(Source data)
Segment Open

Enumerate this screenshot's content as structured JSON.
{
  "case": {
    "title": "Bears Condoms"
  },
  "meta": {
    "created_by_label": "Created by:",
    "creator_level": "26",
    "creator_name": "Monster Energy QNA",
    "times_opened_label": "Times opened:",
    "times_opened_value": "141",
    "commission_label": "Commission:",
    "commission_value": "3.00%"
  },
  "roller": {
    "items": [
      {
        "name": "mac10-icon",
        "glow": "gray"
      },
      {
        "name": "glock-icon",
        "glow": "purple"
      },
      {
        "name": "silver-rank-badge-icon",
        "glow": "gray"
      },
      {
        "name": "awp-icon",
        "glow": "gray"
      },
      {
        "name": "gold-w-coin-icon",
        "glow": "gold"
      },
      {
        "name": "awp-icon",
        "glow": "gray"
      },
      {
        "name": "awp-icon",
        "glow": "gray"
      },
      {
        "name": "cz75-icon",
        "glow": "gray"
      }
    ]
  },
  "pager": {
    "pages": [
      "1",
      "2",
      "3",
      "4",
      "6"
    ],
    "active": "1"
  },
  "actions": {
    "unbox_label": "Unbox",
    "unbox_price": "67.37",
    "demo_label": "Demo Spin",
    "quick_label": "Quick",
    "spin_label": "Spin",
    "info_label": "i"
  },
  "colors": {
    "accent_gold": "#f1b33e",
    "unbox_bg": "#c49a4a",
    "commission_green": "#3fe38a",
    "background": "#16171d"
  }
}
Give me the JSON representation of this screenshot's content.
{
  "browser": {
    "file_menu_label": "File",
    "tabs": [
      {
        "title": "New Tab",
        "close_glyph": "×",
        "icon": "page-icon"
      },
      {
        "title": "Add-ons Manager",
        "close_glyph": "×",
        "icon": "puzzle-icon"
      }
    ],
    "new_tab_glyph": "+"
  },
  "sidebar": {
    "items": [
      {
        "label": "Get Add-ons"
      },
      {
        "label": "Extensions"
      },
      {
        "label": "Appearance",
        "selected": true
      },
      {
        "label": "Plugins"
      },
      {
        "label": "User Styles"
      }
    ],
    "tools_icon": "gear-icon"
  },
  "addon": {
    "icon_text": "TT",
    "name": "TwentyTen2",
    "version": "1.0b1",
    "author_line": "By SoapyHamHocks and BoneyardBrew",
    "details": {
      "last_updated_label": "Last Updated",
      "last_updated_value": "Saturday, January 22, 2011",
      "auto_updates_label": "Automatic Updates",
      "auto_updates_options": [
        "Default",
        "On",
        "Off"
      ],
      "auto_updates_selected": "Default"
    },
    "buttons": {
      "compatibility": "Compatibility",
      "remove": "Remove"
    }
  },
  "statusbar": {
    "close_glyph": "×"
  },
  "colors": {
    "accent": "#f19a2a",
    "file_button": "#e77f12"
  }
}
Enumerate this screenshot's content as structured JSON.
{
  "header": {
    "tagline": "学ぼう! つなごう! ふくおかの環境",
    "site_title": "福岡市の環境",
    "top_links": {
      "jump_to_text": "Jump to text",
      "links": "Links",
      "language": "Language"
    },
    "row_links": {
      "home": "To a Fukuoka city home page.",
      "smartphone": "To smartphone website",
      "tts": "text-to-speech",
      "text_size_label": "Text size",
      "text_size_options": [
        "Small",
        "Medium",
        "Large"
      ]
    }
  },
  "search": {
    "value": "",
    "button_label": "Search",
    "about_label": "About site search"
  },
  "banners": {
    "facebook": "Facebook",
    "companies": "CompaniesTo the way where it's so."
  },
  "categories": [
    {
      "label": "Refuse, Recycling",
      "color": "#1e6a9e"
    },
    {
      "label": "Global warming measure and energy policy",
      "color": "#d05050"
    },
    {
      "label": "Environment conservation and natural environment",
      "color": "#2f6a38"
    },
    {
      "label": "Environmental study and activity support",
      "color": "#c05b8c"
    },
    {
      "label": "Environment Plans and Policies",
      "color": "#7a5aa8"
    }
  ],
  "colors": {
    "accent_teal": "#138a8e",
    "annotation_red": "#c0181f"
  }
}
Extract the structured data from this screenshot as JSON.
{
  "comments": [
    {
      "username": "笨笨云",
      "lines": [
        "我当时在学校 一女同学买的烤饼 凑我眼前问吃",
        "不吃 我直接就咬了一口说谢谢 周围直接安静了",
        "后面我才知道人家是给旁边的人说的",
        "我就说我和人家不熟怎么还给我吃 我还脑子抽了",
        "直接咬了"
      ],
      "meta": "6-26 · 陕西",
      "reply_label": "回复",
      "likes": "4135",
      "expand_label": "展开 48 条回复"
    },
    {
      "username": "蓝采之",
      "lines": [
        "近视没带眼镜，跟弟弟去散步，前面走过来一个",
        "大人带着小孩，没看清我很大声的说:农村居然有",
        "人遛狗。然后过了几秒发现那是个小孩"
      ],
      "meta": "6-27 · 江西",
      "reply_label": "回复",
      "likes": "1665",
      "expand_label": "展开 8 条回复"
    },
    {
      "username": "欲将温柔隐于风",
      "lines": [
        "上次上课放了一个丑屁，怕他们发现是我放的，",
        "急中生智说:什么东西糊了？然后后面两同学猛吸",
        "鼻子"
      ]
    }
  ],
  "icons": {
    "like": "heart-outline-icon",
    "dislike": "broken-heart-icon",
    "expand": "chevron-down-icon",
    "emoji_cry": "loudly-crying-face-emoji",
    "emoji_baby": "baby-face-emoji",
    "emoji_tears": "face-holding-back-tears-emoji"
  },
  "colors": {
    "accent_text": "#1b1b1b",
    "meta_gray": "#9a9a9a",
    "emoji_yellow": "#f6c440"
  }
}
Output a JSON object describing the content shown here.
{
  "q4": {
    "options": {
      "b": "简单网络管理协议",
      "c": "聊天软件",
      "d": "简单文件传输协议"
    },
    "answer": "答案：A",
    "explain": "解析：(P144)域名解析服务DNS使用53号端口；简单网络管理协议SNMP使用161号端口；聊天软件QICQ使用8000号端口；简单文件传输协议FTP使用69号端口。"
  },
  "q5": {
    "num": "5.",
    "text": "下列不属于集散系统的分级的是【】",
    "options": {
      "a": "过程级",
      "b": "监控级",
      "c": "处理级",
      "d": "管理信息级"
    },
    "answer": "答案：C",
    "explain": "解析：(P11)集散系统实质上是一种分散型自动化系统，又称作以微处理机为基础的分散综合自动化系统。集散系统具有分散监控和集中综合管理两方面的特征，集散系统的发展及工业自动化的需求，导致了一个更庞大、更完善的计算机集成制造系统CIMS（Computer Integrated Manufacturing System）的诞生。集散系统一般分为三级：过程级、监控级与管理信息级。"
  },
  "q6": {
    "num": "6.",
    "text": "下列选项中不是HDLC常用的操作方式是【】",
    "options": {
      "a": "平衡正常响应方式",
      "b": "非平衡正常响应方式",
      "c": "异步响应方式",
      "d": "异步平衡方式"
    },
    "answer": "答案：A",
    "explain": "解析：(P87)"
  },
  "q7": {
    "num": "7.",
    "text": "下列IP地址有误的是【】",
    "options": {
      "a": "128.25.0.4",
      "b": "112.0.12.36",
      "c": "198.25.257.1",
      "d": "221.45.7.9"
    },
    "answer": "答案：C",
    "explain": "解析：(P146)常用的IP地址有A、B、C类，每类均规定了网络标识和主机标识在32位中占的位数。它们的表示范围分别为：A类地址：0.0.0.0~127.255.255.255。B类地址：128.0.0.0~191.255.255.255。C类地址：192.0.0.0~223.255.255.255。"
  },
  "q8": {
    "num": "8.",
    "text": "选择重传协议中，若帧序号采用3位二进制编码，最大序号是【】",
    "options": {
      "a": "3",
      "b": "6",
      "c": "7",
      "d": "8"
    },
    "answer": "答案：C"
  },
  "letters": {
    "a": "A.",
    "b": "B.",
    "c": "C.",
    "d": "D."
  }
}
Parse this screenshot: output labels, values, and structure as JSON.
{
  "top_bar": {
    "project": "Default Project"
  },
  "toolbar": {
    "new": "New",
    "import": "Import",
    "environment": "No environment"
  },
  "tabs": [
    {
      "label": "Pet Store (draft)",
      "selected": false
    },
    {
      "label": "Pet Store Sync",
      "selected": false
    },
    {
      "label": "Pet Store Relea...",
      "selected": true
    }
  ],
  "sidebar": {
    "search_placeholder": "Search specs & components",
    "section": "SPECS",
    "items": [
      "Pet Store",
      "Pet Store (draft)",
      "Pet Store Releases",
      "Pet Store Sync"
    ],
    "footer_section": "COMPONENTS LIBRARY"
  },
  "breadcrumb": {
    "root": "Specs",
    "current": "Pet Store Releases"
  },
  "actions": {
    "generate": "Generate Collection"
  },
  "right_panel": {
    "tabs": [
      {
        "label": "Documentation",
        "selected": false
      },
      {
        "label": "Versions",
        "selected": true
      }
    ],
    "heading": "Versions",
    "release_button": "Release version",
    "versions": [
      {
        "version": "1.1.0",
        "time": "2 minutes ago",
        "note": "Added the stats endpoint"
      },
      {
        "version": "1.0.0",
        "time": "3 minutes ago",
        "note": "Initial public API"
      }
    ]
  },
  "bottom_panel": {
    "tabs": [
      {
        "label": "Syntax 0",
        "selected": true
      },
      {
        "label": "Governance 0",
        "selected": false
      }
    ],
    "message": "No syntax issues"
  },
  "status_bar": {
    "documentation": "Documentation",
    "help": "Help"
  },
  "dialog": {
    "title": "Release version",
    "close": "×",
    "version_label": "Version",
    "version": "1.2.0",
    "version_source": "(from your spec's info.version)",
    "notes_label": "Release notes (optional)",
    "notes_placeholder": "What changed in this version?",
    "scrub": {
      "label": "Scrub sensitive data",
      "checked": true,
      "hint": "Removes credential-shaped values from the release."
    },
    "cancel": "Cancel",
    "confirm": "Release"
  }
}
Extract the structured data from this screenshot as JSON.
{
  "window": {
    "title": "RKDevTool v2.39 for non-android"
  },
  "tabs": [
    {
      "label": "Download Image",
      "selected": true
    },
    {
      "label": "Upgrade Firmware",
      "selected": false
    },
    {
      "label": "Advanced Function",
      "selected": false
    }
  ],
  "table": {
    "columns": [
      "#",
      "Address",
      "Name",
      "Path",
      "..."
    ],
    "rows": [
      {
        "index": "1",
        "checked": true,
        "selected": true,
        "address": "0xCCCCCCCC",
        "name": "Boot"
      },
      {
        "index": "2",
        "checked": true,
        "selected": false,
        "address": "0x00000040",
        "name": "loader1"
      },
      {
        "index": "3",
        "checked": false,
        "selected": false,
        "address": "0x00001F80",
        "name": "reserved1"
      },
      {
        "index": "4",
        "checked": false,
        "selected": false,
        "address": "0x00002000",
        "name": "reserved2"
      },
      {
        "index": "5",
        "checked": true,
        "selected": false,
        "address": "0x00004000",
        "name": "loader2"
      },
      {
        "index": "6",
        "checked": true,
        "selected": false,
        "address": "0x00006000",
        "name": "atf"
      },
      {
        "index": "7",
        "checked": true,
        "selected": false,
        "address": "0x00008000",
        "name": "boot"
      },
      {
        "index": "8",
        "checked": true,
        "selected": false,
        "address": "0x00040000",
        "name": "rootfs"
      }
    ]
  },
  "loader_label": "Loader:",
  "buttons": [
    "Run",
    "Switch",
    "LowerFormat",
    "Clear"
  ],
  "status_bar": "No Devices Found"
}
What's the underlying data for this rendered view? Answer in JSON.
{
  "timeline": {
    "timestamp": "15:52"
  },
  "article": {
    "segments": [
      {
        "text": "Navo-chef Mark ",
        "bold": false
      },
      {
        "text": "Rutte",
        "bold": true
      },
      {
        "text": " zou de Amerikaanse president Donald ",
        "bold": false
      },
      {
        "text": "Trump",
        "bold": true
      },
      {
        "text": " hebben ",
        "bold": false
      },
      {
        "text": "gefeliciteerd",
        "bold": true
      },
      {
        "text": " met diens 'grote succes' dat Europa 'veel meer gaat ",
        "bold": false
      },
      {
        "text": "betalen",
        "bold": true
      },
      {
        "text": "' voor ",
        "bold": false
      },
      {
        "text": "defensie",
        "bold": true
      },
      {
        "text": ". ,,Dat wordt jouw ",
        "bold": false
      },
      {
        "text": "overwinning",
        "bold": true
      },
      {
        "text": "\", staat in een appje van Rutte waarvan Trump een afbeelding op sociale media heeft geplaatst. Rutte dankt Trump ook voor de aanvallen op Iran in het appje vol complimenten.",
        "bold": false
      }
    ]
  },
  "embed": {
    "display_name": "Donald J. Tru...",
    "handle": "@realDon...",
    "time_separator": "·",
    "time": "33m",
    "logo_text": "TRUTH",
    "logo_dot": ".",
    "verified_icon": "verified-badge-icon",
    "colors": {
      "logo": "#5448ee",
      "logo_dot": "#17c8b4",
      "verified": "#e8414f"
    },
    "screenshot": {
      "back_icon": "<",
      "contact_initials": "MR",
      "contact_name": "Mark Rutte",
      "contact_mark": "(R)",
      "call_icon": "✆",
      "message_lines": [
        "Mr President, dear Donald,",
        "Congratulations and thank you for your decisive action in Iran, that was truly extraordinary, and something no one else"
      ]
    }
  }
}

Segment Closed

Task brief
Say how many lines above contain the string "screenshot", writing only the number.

Written answer
7